Chapter 23: Closing the Frontier

1. Migration

Transcontinental Railroad

When California entered the Union in 1850, it became clear that the nation needed a railroad to connect East and West. President Lincoln signed the Pacific Railway Act in 1862 hiring the Union Pacific Railroad to build west from Omaha, Nebraska and the Central Pacific Railroad to build east from Sacramento, California. At some point, the two sides would connect.

Real construction started after the Civil War ended in 1865. Using primarily Irish labor, the Union Pacific laid tracks through the Great Plains quickly. Occasional attacks from Native Americans prompted the federal government to send the U.S. army to protect railroad workers.

The Central Pacific had more trouble making progress. The hot summers and cold winters of the Sierra Mountains discouraged many white workers.

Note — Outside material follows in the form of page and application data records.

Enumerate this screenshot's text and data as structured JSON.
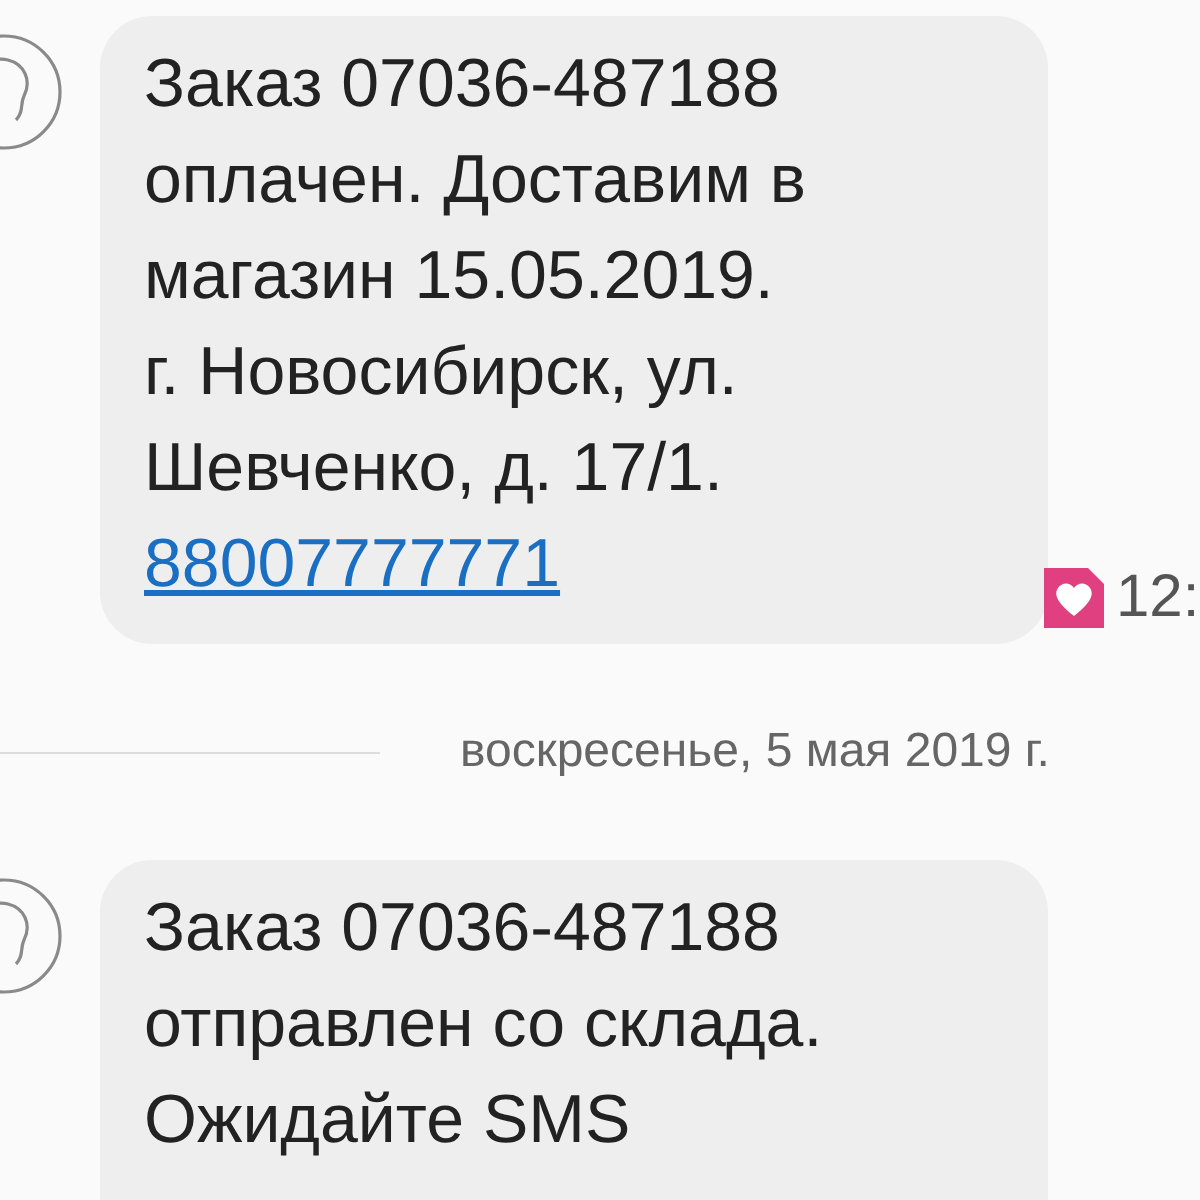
{
  "messages": [
    {
      "text": "Заказ 07036-487188\nоплачен. Доставим в\nмагазин 15.05.2019.\nг. Новосибирск, ул.\nШевченко, д. 17/1.",
      "link": "88007777771",
      "time": "12:"
    }
  ],
  "date_separator": "воскресенье, 5 мая 2019 г.",
  "later_messages": [
    {
      "text": "Заказ 07036-487188\nотправлен со склада.\nОжидайте SMS"
    }
  ]
}
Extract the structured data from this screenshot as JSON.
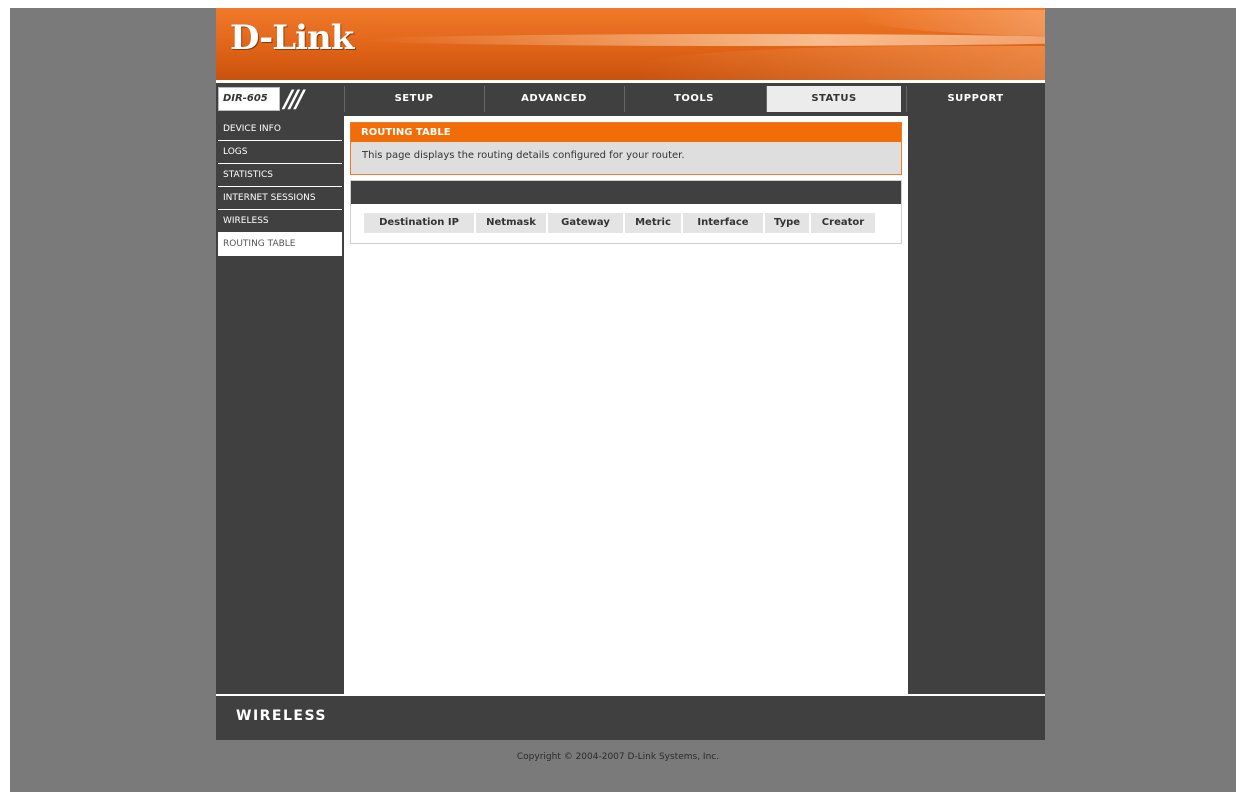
{
  "brand": {
    "logo": "D-Link",
    "model": "DIR-605",
    "model_mark": "///"
  },
  "topnav": [
    {
      "label": "SETUP",
      "active": false
    },
    {
      "label": "ADVANCED",
      "active": false
    },
    {
      "label": "TOOLS",
      "active": false
    },
    {
      "label": "STATUS",
      "active": true
    },
    {
      "label": "SUPPORT",
      "active": false
    }
  ],
  "sidebar": {
    "items": [
      {
        "label": "DEVICE INFO",
        "active": false
      },
      {
        "label": "LOGS",
        "active": false
      },
      {
        "label": "STATISTICS",
        "active": false
      },
      {
        "label": "INTERNET SESSIONS",
        "active": false
      },
      {
        "label": "WIRELESS",
        "active": false
      },
      {
        "label": "ROUTING TABLE",
        "active": true
      }
    ]
  },
  "main": {
    "title": "ROUTING TABLE",
    "description": "This page displays the routing details configured for your router.",
    "table_headers": [
      "Destination IP",
      "Netmask",
      "Gateway",
      "Metric",
      "Interface",
      "Type",
      "Creator"
    ],
    "rows": []
  },
  "footer": {
    "brand": "WIRELESS"
  },
  "copyright": "Copyright © 2004-2007 D-Link Systems, Inc.",
  "colors": {
    "accent": "#f06d08",
    "dark": "#404040",
    "page_bg": "#7a7a7a"
  }
}
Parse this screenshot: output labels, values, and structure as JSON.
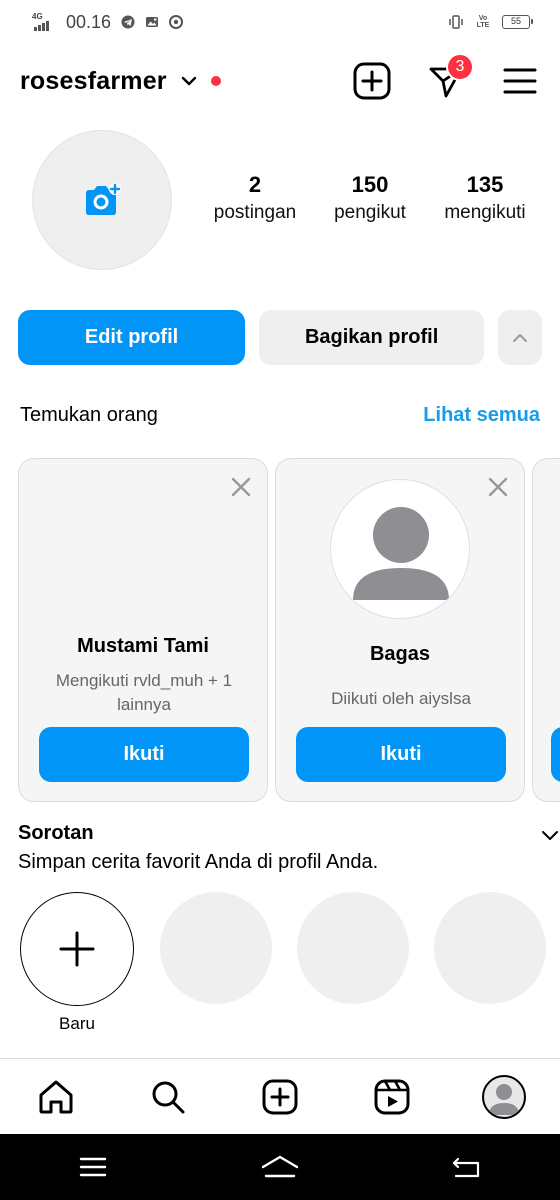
{
  "status_bar": {
    "network": "4G",
    "time": "00.16",
    "volte": "Vo LTE",
    "battery": "55"
  },
  "header": {
    "username": "rosesfarmer",
    "notification_count": "3"
  },
  "profile": {
    "stats": [
      {
        "number": "2",
        "label": "postingan"
      },
      {
        "number": "150",
        "label": "pengikut"
      },
      {
        "number": "135",
        "label": "mengikuti"
      }
    ],
    "edit_label": "Edit profil",
    "share_label": "Bagikan profil"
  },
  "discover": {
    "title": "Temukan orang",
    "see_all": "Lihat semua",
    "cards": [
      {
        "name": "Mustami Tami",
        "subtitle": "Mengikuti rvld_muh + 1 lainnya",
        "follow": "Ikuti"
      },
      {
        "name": "Bagas",
        "subtitle": "Diikuti oleh aiyslsa",
        "follow": "Ikuti"
      }
    ]
  },
  "highlights": {
    "title": "Sorotan",
    "subtitle": "Simpan cerita favorit Anda di profil Anda.",
    "new_label": "Baru"
  },
  "colors": {
    "accent": "#0095f6",
    "link": "#1a9be8",
    "badge": "#ff3040",
    "secondary_bg": "#efefef"
  },
  "icons": {
    "header": [
      "chevron-down-icon",
      "plus-square-icon",
      "direct-message-icon",
      "menu-icon"
    ],
    "tabs": [
      "home-icon",
      "search-icon",
      "create-icon",
      "reels-icon",
      "profile-avatar"
    ],
    "system": [
      "recents-icon",
      "home-nav-icon",
      "back-icon"
    ]
  }
}
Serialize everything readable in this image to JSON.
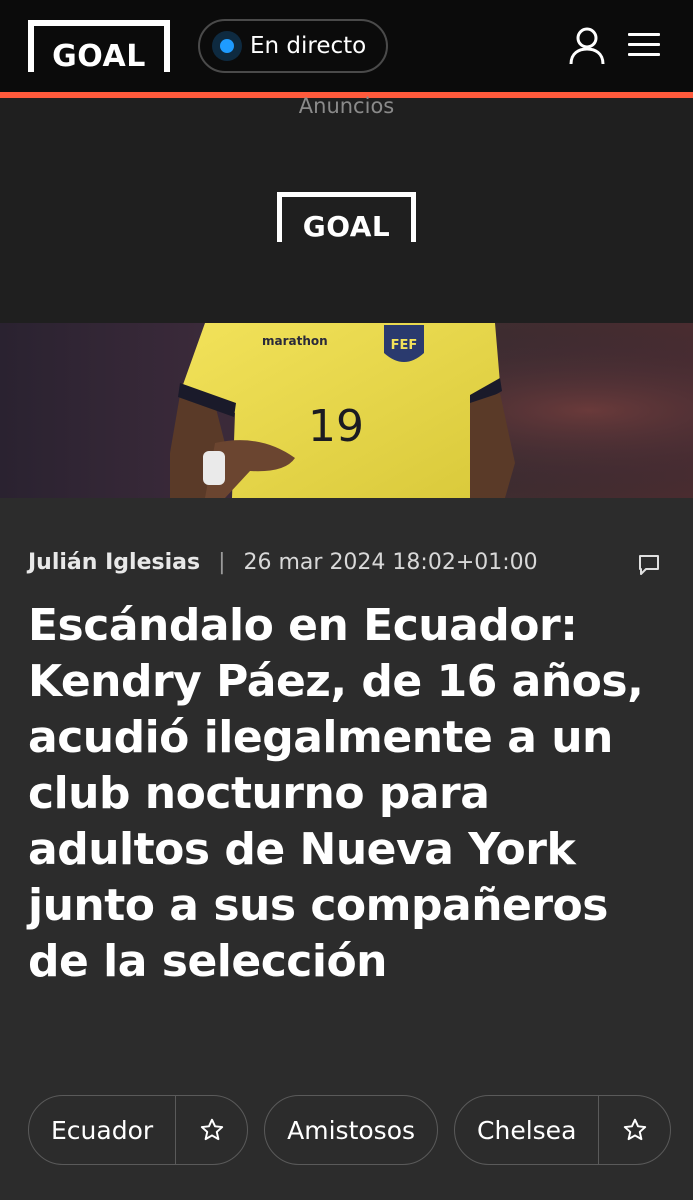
{
  "header": {
    "logo_text": "GOAL",
    "live_label": "En directo"
  },
  "ad": {
    "label": "Anuncios",
    "logo_text": "GOAL"
  },
  "hero": {
    "sponsor_text": "marathon",
    "shirt_number": "19"
  },
  "article": {
    "author": "Julián Iglesias",
    "separator": "|",
    "date": "26 mar 2024 18:02+01:00",
    "headline": "Escándalo en Ecuador: Kendry Páez, de 16 años, acudió ilegalmente a un club nocturno para adultos de Nueva York junto a sus compañeros de la selección"
  },
  "tags": [
    {
      "label": "Ecuador"
    },
    {
      "label": "Amistosos"
    },
    {
      "label": "Chelsea"
    }
  ],
  "colors": {
    "accent": "#ff5a3c",
    "live_dot": "#1e9bff",
    "background": "#2c2c2c",
    "header": "#0b0b0b"
  }
}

Management started hiring Chinese laborers who worked for less money and did more work. They hand drilled and blasted through solid granite for two years before finally clearing the Sierras.

Both railroad companies met at Promontory, Utah, in 1869. On May 10, a railroad worker drove a golden spike into the track completing the project. Instead of traveling to California in a covered wagon that would take six months, passengers could travel by train from New York to San Francisco in about a week. Thousands of people began moving west.


About 35 million buffalo roamed the Great Plains. When the herds moved, the ground shook and it sounded like thunder. It could take days for a large herd to pass a particular point.

For the railroads, buffalo slowed down travel. To reduce the herds, railroads offered hunting expeditions. Hunters shot buffalo for sport as the trains passed through the buffalo herds. Also, hunters killed buffalo for their hides to supply clothing manufacturers back east to make robes, blankets, and rugs.

2. Native Americans


As railroads brought more Americans into western land, conflicts between Native Americans and settlers increased. Native tribes often believed they had no choice but to go to war against the invaders.

In order to reduce conflict, in 1851, the federal government created the reservation system, land set aside for Native Americans to live far away from settlers. This policy continued for decades but ultimately fell apart. The government promised to protect Native American land and supply tribes with food, clothing, and tools for farming. Too often, the government failed to keep its promises.


Many Native American nations refused to go to the reservations or left the reservations to preserve their culture or seek better living conditions.

As settlers took more land and hunting brought the buffalo to near extinction, Native Americans had little left of their former way of life. The federal government sent the army who pursued them, fought them, and finally brought most Native American groups into the reservation system by the early 1890s.

3. Populating the West


Americans once referred to the Great Plains as the Great American Desert. Grasslands stretched for hundreds of miles with few trees to give shade during the hot, humid summers. However, settlers moving west soon learned that the Plains actually had great soil for farming.

To encourage westward expansion and farming on the Great Plains, Congress passed the Homestead Act in 1862. Potential farmers could get cheap land if they farmed it for five years. Millions of people took advantage of the opportunity. However, farming was difficult and many gave up and went back east after only a few years.

In 1873, farmer Joseph Glidden patented his barbed wire invention. Barbed wire allowed farmers to cheaply fence off their land. The open plains began to close.


Wherever trains went, towns sprang up. That opened more markets for ranchers. After the Civil War, an increase in the demand for beef helped make a number of ranchers wealthy.

In Texas, they bred a hardy strain of cattle called the Texas Longhorn because they had horns that could grow over eight feet wide. Demand for beef in the east led Texas ranchers to move their cattle north to the railroads. In the towns, ranchers sold their cattle and had them shipped to cities like Chicago where the cattle got butchered and sent to markets.

People who worked on ranches were often called drovers or cowboys. It was a dirty job with long hours and low pay. Too often, drovers got killed when cattle knocked them off their horses and trampled them. African Americans made up about a quarter of the cowboys and Hispanics about ten percent. Most people moved on to other jobs after a year of working with cattle.


Mining had always attracted people looking to get rich quick or to find a job with decent pay. In 1859, Henry Comstock discovered silver in Nevada touching off a silver rush that lasted for two decades. That same year, prospectors discovered gold in what would become Colorado. About 100,000 people swarmed into the area. In 1867, gold was discovered in Wyoming. Prospectors found huge deposits of copper in Butte, Montana, in the 1870s. In 1884, gold seekers headed into North Dakota. Finally, the last great gold rush occurred in Alaska in 1898.

Every time prospectors found minerals, people arrived and built towns filled with businesses and services. Sometimes the towns disappeared after the mines shut down and sometimes they continued on. Yet, with each discovery of gold, silver, copper, or other minerals, mining increased the western population. As the population increased, the great wide open plains shrank in size.